Start of Entries provided

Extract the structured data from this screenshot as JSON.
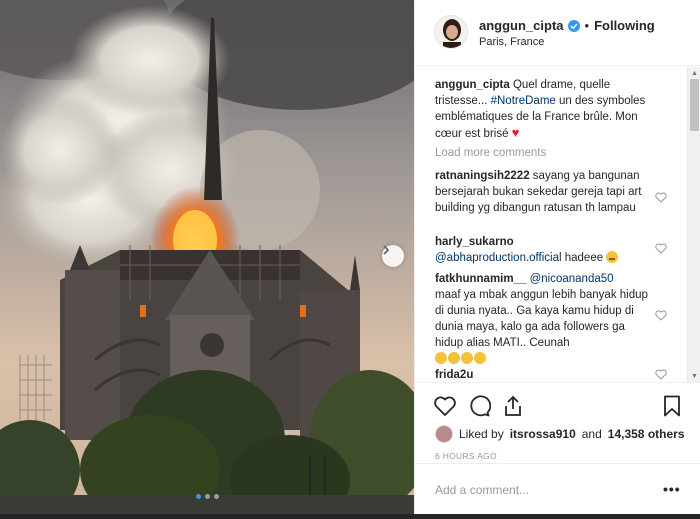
{
  "header": {
    "username": "anggun_cipta",
    "separator": "•",
    "follow_label": "Following",
    "location": "Paris, France"
  },
  "caption": {
    "username": "anggun_cipta",
    "text_a": "Quel drame, quelle tristesse...",
    "hashtag": "#NotreDame",
    "text_b": "un des symboles emblématiques de la France brûle. Mon cœur est brisé"
  },
  "load_more_label": "Load more comments",
  "comments": [
    {
      "username": "ratnaningsih2222",
      "text": "sayang ya bangunan bersejarah bukan sekedar gereja tapi art building yg dibangun ratusan th lampau"
    },
    {
      "username": "harly_sukarno",
      "mention": "@abhaproduction.official",
      "text": "hadeee"
    },
    {
      "username": "fatkhunnamim__",
      "mention": "@nicoanandа50",
      "text": "maaf ya mbak anggun lebih banyak hidup di dunia nyata.. Ga kaya kamu hidup di dunia maya, kalo ga ada followers ga hidup alias MATI.. Ceunah"
    },
    {
      "username": "frida2u",
      "text": ""
    }
  ],
  "likes": {
    "prefix": "Liked by",
    "first_user": "itsrossa910",
    "middle": "and",
    "others": "14,358 others"
  },
  "timestamp": "6 HOURS AGO",
  "add_comment_placeholder": "Add a comment...",
  "more_label": "•••",
  "icons": {
    "next": "chevron-right-icon",
    "verified": "verified-badge-icon",
    "like": "heart-icon",
    "comment": "comment-icon",
    "share": "share-icon",
    "save": "bookmark-icon"
  },
  "colors": {
    "link": "#003569",
    "verified": "#3897f0",
    "muted": "#999999"
  }
}
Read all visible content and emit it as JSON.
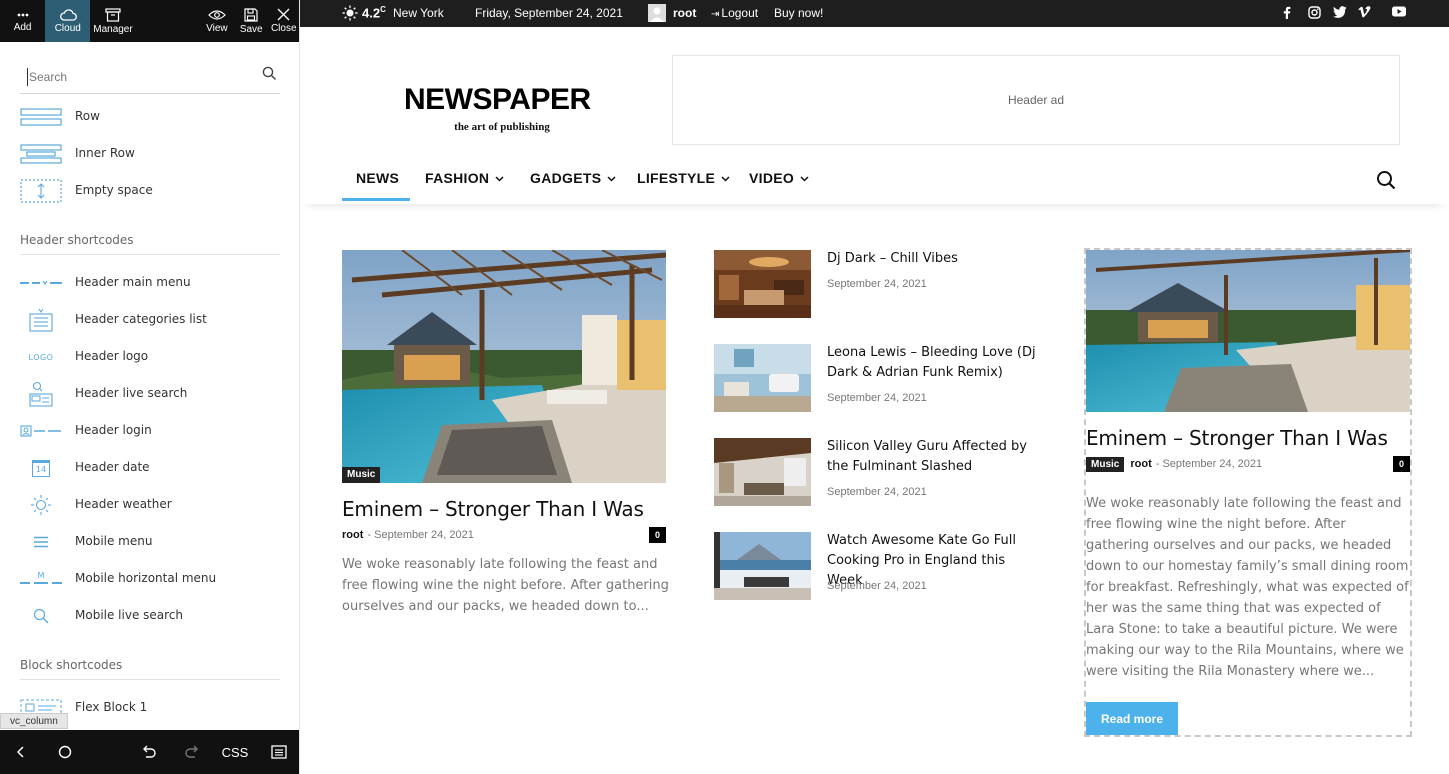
{
  "panel": {
    "toolbar": {
      "add": "Add",
      "cloud": "Cloud",
      "manager": "Manager",
      "view": "View",
      "save": "Save",
      "close": "Close"
    },
    "search_placeholder": "Search",
    "basic_items": [
      {
        "label": "Row",
        "icon": "row-icon"
      },
      {
        "label": "Inner Row",
        "icon": "inner-row-icon"
      },
      {
        "label": "Empty space",
        "icon": "empty-space-icon"
      }
    ],
    "header_section": "Header shortcodes",
    "header_items": [
      {
        "label": "Header main menu",
        "icon": "main-menu-icon"
      },
      {
        "label": "Header categories list",
        "icon": "categories-list-icon"
      },
      {
        "label": "Header logo",
        "icon": "logo-icon",
        "icon_text": "LOGO"
      },
      {
        "label": "Header live search",
        "icon": "live-search-icon"
      },
      {
        "label": "Header login",
        "icon": "login-icon"
      },
      {
        "label": "Header date",
        "icon": "date-icon",
        "icon_text": "14"
      },
      {
        "label": "Header weather",
        "icon": "weather-icon"
      },
      {
        "label": "Mobile menu",
        "icon": "hamburger-icon"
      },
      {
        "label": "Mobile horizontal menu",
        "icon": "horizontal-menu-icon",
        "icon_text": "M"
      },
      {
        "label": "Mobile live search",
        "icon": "magnifier-icon"
      }
    ],
    "block_section": "Block shortcodes",
    "block_items": [
      {
        "label": "Flex Block 1",
        "icon": "flex-block-icon"
      }
    ],
    "element_tag": "vc_column",
    "bottom_css": "CSS"
  },
  "topbar": {
    "temp": "4.2",
    "temp_unit": "C",
    "city": "New York",
    "date": "Friday, September 24, 2021",
    "user": "root",
    "logout": "Logout",
    "buy": "Buy now!"
  },
  "header": {
    "logo": "NEWSPAPER",
    "tagline": "the art of publishing",
    "ad": "Header ad"
  },
  "nav": [
    {
      "label": "NEWS",
      "dropdown": false
    },
    {
      "label": "FASHION",
      "dropdown": true
    },
    {
      "label": "GADGETS",
      "dropdown": true
    },
    {
      "label": "LIFESTYLE",
      "dropdown": true
    },
    {
      "label": "VIDEO",
      "dropdown": true
    }
  ],
  "main": {
    "category": "Music",
    "title": "Eminem – Stronger Than I Was",
    "author": "root",
    "sep": "-",
    "date": "September 24, 2021",
    "comments": "0",
    "excerpt": "We woke reasonably late following the feast and free flowing wine the night before. After gathering ourselves and our packs, we headed down to..."
  },
  "list": [
    {
      "title": "Dj Dark – Chill Vibes",
      "date": "September 24, 2021"
    },
    {
      "title": "Leona Lewis – Bleeding Love (Dj Dark & Adrian Funk Remix)",
      "date": "September 24, 2021"
    },
    {
      "title": "Silicon Valley Guru Affected by the Fulminant Slashed",
      "date": "September 24, 2021"
    },
    {
      "title": "Watch Awesome Kate Go Full Cooking Pro in England this Week",
      "date": "September 24, 2021"
    }
  ],
  "side": {
    "title": "Eminem – Stronger Than I Was",
    "category": "Music",
    "author": "root",
    "sep": "-",
    "date": "September 24, 2021",
    "comments": "0",
    "excerpt": "We woke reasonably late following the feast and free flowing wine the night before. After gathering ourselves and our packs, we headed down to our homestay family’s small dining room for breakfast. Refreshingly, what was expected of her was the same thing that was expected of Lara Stone: to take a beautiful picture. We were making our way to the Rila Mountains, where we were visiting the Rila Monastery where we...",
    "read_more": "Read more"
  },
  "colors": {
    "accent": "#4db2ec",
    "topbar": "#1e1e1e",
    "panel_toolbar": "#111111",
    "panel_active": "#2d5e74"
  }
}
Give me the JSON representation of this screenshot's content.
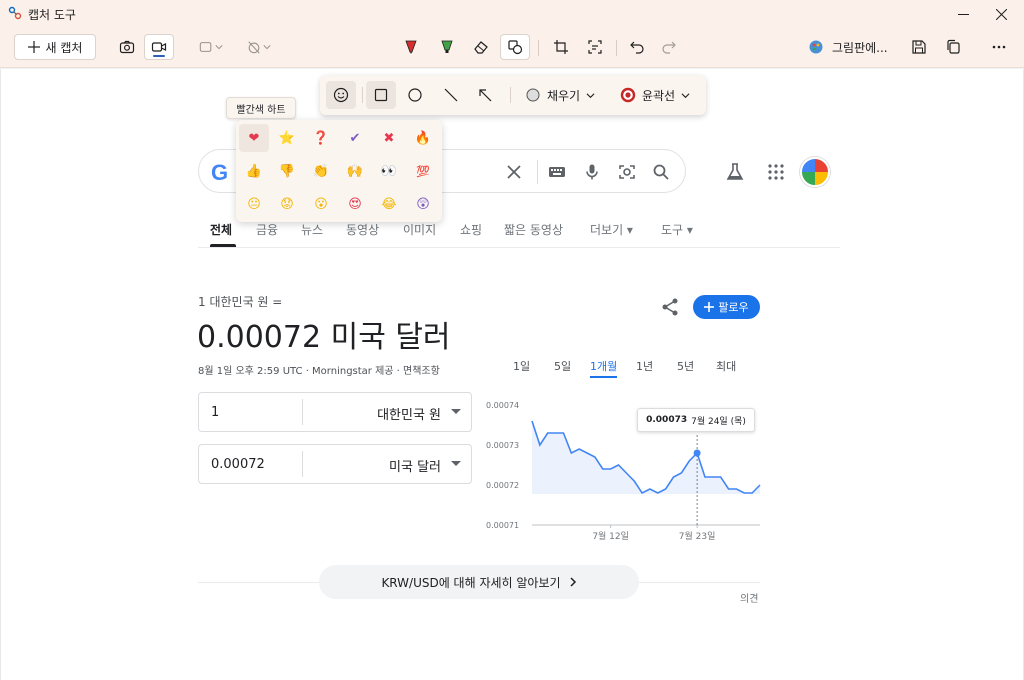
{
  "window": {
    "title": "캡처 도구"
  },
  "toolbar": {
    "new_capture_label": "새 캡처",
    "open_in_label": "그림판에..."
  },
  "shape_toolbar": {
    "fill_label": "채우기",
    "outline_label": "윤곽선",
    "outline_color": "#c62828"
  },
  "emoji_picker": {
    "tooltip": "빨간색 하트",
    "emojis": [
      "❤",
      "⭐",
      "❓",
      "✔",
      "✖",
      "🔥",
      "👍",
      "👎",
      "👏",
      "🙌",
      "👀",
      "💯",
      "😐",
      "😟",
      "😮",
      "😍",
      "😂",
      "😲"
    ]
  },
  "google": {
    "tabs": [
      "전체",
      "금융",
      "뉴스",
      "동영상",
      "이미지",
      "쇼핑",
      "짧은 동영상",
      "더보기 ▾",
      "도구 ▾"
    ],
    "active_tab": "전체",
    "accent_color": "#1a73e8"
  },
  "converter": {
    "subtitle": "1 대한민국 원 =",
    "result": "0.00072 미국 달러",
    "timestamp": "8월 1일 오후 2:59 UTC · Morningstar 제공 · 면책조항",
    "follow_label": "팔로우",
    "from_value": "1",
    "from_currency": "대한민국 원",
    "to_value": "0.00072",
    "to_currency": "미국 달러",
    "ranges": [
      "1일",
      "5일",
      "1개월",
      "1년",
      "5년",
      "최대"
    ],
    "active_range": "1개월"
  },
  "chart_data": {
    "type": "line",
    "ylim": [
      0.00071,
      0.00074
    ],
    "yticks": [
      "0.00074",
      "0.00073",
      "0.00072",
      "0.00071"
    ],
    "xticks": [
      "7월 12일",
      "7월 23일"
    ],
    "values": [
      0.000736,
      0.00073,
      0.000733,
      0.000733,
      0.000733,
      0.000728,
      0.000729,
      0.000728,
      0.000727,
      0.000724,
      0.000724,
      0.000725,
      0.000723,
      0.000721,
      0.000718,
      0.000719,
      0.000718,
      0.000719,
      0.000722,
      0.000723,
      0.000726,
      0.000728,
      0.000722,
      0.000722,
      0.000722,
      0.000719,
      0.000719,
      0.000718,
      0.000718,
      0.00072
    ],
    "tooltip_value": "0.00073",
    "tooltip_date": "7월 24일 (목)",
    "highlight_index": 21
  },
  "footer": {
    "learn_more": "KRW/USD에 대해 자세히 알아보기",
    "feedback": "의견"
  }
}
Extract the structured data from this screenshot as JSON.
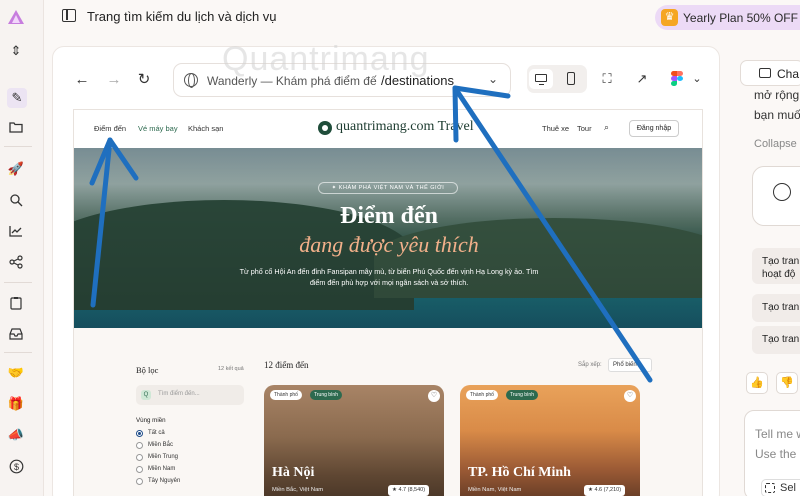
{
  "topbar": {
    "title": "Trang tìm kiếm du lịch và dịch vụ",
    "plan_badge": "Yearly Plan 50% OFF"
  },
  "rail": {
    "icons": [
      "app-logo",
      "chevron-updown",
      "edit",
      "folder",
      "rocket",
      "search-code",
      "chart",
      "share",
      "clipboard",
      "inbox",
      "handshake",
      "gift",
      "megaphone",
      "dollar"
    ]
  },
  "browser": {
    "address_site": "Wanderly — Khám phá điểm đế...",
    "address_path": "/destinations"
  },
  "site": {
    "nav": {
      "items": [
        "Điểm đến",
        "Vé máy bay",
        "Khách sạn"
      ],
      "logo": "quantrimang.com Travel",
      "right_items": [
        "Thuê xe",
        "Tour"
      ],
      "login": "Đăng nhập"
    },
    "hero": {
      "kicker": "✦ KHÁM PHÁ VIỆT NAM VÀ THẾ GIỚI",
      "title_line1": "Điểm đến",
      "title_line2": "đang được yêu thích",
      "subtitle": "Từ phố cổ Hội An đến đỉnh Fansipan mây mù, từ biển Phú Quốc đến vịnh Hạ Long kỳ ảo. Tìm điểm đến phù hợp với mọi ngân sách và sở thích."
    },
    "filters": {
      "title": "Bộ lọc",
      "count": "12 kết quả",
      "search_placeholder": "Tìm điểm đến...",
      "region_label": "Vùng miền",
      "regions": [
        "Tất cả",
        "Miền Bắc",
        "Miền Trung",
        "Miền Nam",
        "Tây Nguyên"
      ]
    },
    "results": {
      "title": "12 điểm đến",
      "sort_label": "Sắp xếp:",
      "sort_value": "Phổ biến"
    },
    "cards": [
      {
        "tag1": "Thành phố",
        "tag2": "Trung bình",
        "city": "Hà Nội",
        "location": "Miền Bắc, Việt Nam",
        "rating": "★ 4.7 (8,540)"
      },
      {
        "tag1": "Thành phố",
        "tag2": "Trung bình",
        "city": "TP. Hồ Chí Minh",
        "location": "Miền Nam, Việt Nam",
        "rating": "★ 4.6 (7,210)"
      }
    ]
  },
  "right_panel": {
    "tab": "Cha",
    "text1": "mở rộng",
    "text2": "bạn muố",
    "collapse": "Collapse",
    "chip1_line1": "Tạo tran",
    "chip1_line2": "hoạt độ",
    "chip2": "Tạo tran",
    "chip3": "Tạo tran",
    "input_line1": "Tell me w",
    "input_line2": "Use the",
    "select_label": "Sel"
  },
  "watermark": "Quantrimang"
}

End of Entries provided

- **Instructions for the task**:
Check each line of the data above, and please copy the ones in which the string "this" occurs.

- **Exercise solution**:
Extract the structured data from this screenshot as JSON.
      "title": "Watch Awesome Kate Go Full Cooking Pro in England this Week",
Give me the JSON representation of this screenshot's content.
Extract the structured data from this screenshot as JSON.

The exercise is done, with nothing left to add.